An exact copy of the entries is required, excluding any pictures.

__GIVEN ENTRIES__.
::::

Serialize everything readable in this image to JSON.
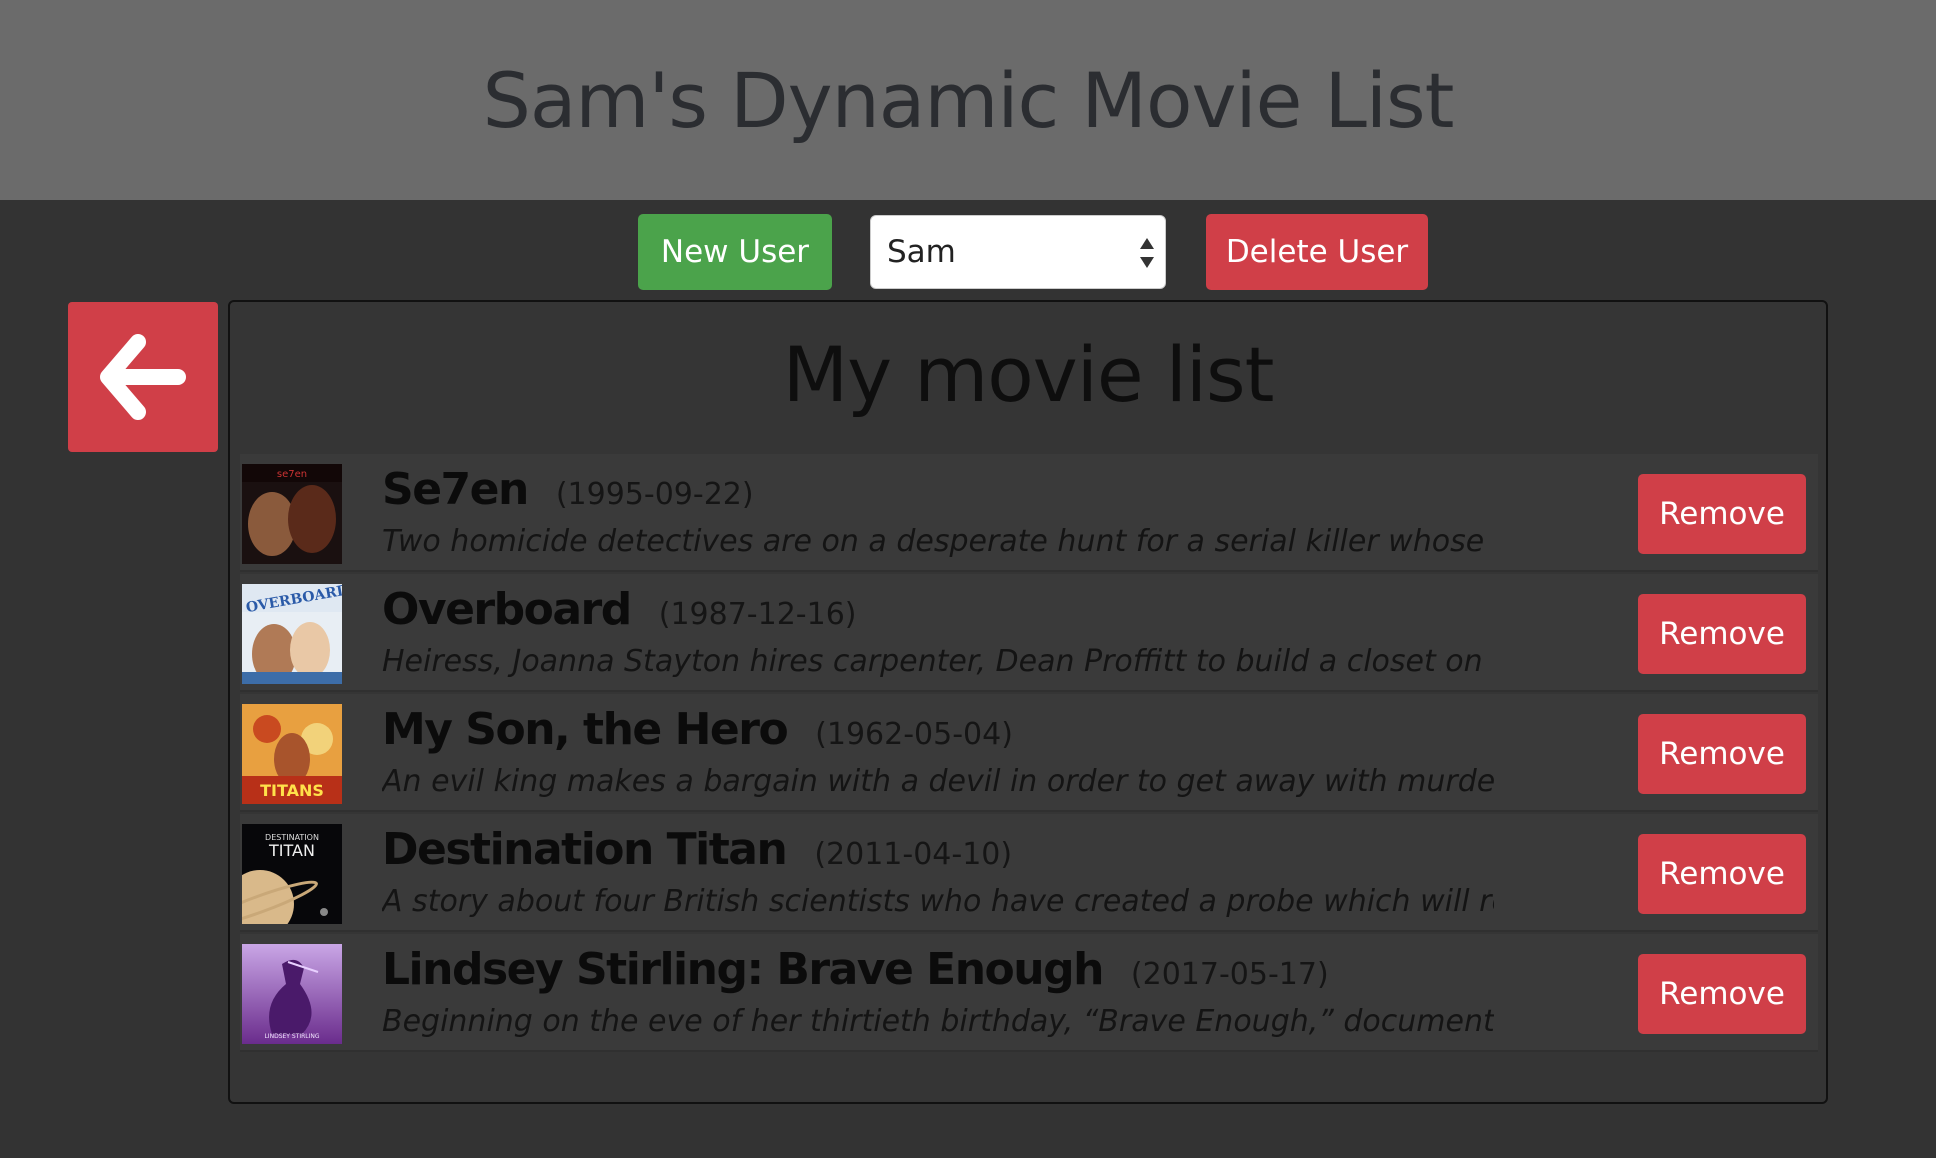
{
  "header": {
    "title": "Sam's Dynamic Movie List"
  },
  "controls": {
    "new_user_label": "New User",
    "user_select_value": "Sam",
    "delete_user_label": "Delete User"
  },
  "panel": {
    "title": "My movie list"
  },
  "movies": [
    {
      "title": "Se7en",
      "date": "(1995-09-22)",
      "description": "Two homicide detectives are on a desperate hunt for a serial killer whose",
      "remove_label": "Remove"
    },
    {
      "title": "Overboard",
      "date": "(1987-12-16)",
      "description": "Heiress, Joanna Stayton hires carpenter, Dean Proffitt to build a closet on",
      "remove_label": "Remove"
    },
    {
      "title": "My Son, the Hero",
      "date": "(1962-05-04)",
      "description": "An evil king makes a bargain with a devil in order to get away with murder",
      "remove_label": "Remove"
    },
    {
      "title": "Destination Titan",
      "date": "(2011-04-10)",
      "description": "A story about four British scientists who have created a probe which will reach",
      "remove_label": "Remove"
    },
    {
      "title": "Lindsey Stirling: Brave Enough",
      "date": "(2017-05-17)",
      "description": "Beginning on the eve of her thirtieth birthday, “Brave Enough,” documents",
      "remove_label": "Remove"
    }
  ],
  "posters": {
    "overboard_text": "OVERBOARD",
    "titans_text": "TITANS",
    "destination_small": "DESTINATION",
    "destination_big": "TITAN",
    "lindsey_text": "LINDSEY STIRLING"
  },
  "icons": {
    "back": "arrow-left-icon",
    "select": "select-arrows-icon"
  },
  "colors": {
    "header_bg": "#6b6b6b",
    "page_bg": "#333333",
    "green": "#4ba34b",
    "red": "#d03f48"
  }
}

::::

__OUTPUT BELOW__.
Serialize everything readable in this image to JSON.
{
  "header": {
    "title": "Sam's Dynamic Movie List"
  },
  "controls": {
    "new_user_label": "New User",
    "user_select_value": "Sam",
    "delete_user_label": "Delete User"
  },
  "panel": {
    "title": "My movie list"
  },
  "movies": [
    {
      "title": "Se7en",
      "date": "(1995-09-22)",
      "description": "Two homicide detectives are on a desperate hunt for a serial killer whose",
      "remove_label": "Remove"
    },
    {
      "title": "Overboard",
      "date": "(1987-12-16)",
      "description": "Heiress, Joanna Stayton hires carpenter, Dean Proffitt to build a closet on",
      "remove_label": "Remove"
    },
    {
      "title": "My Son, the Hero",
      "date": "(1962-05-04)",
      "description": "An evil king makes a bargain with a devil in order to get away with murder",
      "remove_label": "Remove"
    },
    {
      "title": "Destination Titan",
      "date": "(2011-04-10)",
      "description": "A story about four British scientists who have created a probe which will reach",
      "remove_label": "Remove"
    },
    {
      "title": "Lindsey Stirling: Brave Enough",
      "date": "(2017-05-17)",
      "description": "Beginning on the eve of her thirtieth birthday, “Brave Enough,” documents",
      "remove_label": "Remove"
    }
  ],
  "posters": {
    "overboard_text": "OVERBOARD",
    "titans_text": "TITANS",
    "destination_small": "DESTINATION",
    "destination_big": "TITAN",
    "lindsey_text": "LINDSEY STIRLING"
  },
  "icons": {
    "back": "arrow-left-icon",
    "select": "select-arrows-icon"
  },
  "colors": {
    "header_bg": "#6b6b6b",
    "page_bg": "#333333",
    "green": "#4ba34b",
    "red": "#d03f48"
  }
}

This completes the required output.